What is actually meant by English Riding?
As a Brit I regularly follow the posts made on the essentially American Horse Forum. I think it is an excellent medium for all of us English speakers to compare notes about how to handle and enjoy horses. Members live in the US, Canada, Australia and across Europe. Our thinking differs on some issues but that is all part of the experience.
The term: “Riding English” comes up quite often indeed there is a sub forum entitled “English Riding“. But what does an American rider exactly mean by this expression - which incidentally would not normally be used in Britain - the national home of the English.
If it were to be said that we Brits had a national style of riding then the system would be that devised by the British Horse Society and we might call it “British” but not English. (It is a bit like saying: “Texas is America“).
Is it the tack?
There are still saddles made in the UK especially around Walsall ( eg Albion. & Ideal). These saddles are excellent but they are by American standards incredibly expensive. Undoubtedly nowadays more saddles are made outside of Britain than in it although that was not always the case. The Germans, the Aussies and several Asian countries now make excellent saddles which are sold around the world. Is it the horse?
There are several different native breeds of horse and pony (eg Shetland, Exmoor, Cleveland Bay, Welsh Ponies & Cobs, Shire, Clydesdale and more). Not forgetting that the Thorobred was an English creation from the selective breeding of Middle Eastern horses. However any breed of horse can be ridden under any system of riding.
After all, Quarter Horses can be ridden “English”. Is it the riding system?
Well the modern method by which the British ride varies significantly according to the discipline. One’s seat is different for show jumping, cross country jumping, dressage, hacking & trekking, as indeed is the cut of the saddle normally used for each sport. The techniques used to ride and school horses in England are as much European conventions particularly German, French and Italian as they are British. Is it the image ?
Ie of the rider dressed up in fawn riding breeches, wearing a smart black jacket, a riding hat and long shiney leather boots whilst holding a whip? Is it a collective expression ?
covering participation of the various disciplines not possible on a Western saddle ie show jumping & formal classical dressage.
Looking at it the other way around, as a Brit, I might say that the Western way of riding is to be mounted on a Western horned saddle, wearing cowboy boots and a stetson, riding upright, holding the reins long and loose in one hand, having taught the horse to do sliding stops and to be directed by neck reining, especially when herding cattle.
The “Western” image in Europe is a very particular thing and owes much to the film industry and is associated with such very adept riders as Clint Eastwood, my personal idol. Undoubtedly it is a very effective working system, developed to allow a man to ride all day, every day. I would not fancy working all day riding “English” copying Klimke, a very capable and fashionable German dressage exponent.

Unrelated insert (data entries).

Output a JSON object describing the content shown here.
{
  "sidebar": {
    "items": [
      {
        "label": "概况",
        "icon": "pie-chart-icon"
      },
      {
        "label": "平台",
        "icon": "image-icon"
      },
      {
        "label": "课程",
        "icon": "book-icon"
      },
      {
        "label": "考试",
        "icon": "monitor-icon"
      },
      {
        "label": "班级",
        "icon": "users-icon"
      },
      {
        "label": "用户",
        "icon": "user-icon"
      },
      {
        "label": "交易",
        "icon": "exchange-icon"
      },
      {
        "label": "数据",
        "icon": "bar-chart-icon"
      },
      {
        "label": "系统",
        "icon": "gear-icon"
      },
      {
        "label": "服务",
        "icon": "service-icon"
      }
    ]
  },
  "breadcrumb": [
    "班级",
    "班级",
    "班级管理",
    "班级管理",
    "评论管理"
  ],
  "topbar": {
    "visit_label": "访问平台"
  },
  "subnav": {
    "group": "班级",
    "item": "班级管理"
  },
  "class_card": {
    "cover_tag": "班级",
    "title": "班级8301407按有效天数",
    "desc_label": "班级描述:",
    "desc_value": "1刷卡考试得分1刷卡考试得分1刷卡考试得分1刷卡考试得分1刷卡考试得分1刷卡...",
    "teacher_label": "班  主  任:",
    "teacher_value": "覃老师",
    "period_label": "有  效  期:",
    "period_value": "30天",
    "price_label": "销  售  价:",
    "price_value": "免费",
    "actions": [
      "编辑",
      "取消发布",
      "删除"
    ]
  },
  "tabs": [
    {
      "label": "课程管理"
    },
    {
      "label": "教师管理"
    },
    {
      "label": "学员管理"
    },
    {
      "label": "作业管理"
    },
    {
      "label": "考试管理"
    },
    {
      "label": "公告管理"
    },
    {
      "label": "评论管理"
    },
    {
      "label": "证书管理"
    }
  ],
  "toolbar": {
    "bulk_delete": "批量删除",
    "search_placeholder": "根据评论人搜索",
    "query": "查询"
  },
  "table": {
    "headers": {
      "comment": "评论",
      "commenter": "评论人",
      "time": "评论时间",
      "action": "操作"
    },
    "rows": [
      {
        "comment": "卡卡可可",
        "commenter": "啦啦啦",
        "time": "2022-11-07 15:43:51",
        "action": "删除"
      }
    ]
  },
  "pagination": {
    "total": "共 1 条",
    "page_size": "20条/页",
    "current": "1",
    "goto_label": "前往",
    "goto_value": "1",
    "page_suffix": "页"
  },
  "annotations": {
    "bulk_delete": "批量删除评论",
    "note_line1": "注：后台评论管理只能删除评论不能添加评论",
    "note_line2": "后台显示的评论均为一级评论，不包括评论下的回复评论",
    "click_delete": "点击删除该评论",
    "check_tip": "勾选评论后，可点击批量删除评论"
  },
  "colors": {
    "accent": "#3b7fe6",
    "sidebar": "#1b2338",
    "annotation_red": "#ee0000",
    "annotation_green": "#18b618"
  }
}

However when reading comments in the Horse Forum I detect that my interpretation of: “English Riding” is that it is not necessarily to do with England
- a small state within the United Kingdom. Nor is it even necessarily English
: just one of the numerous nationalities entitled to hold a British Passport.
However the expression does bring many of us together which is a good thing. Perhaps some of our American contributors could define in words what they visualize as “English Riding”. It would also be interesting to know why they themselves took an interest in the system.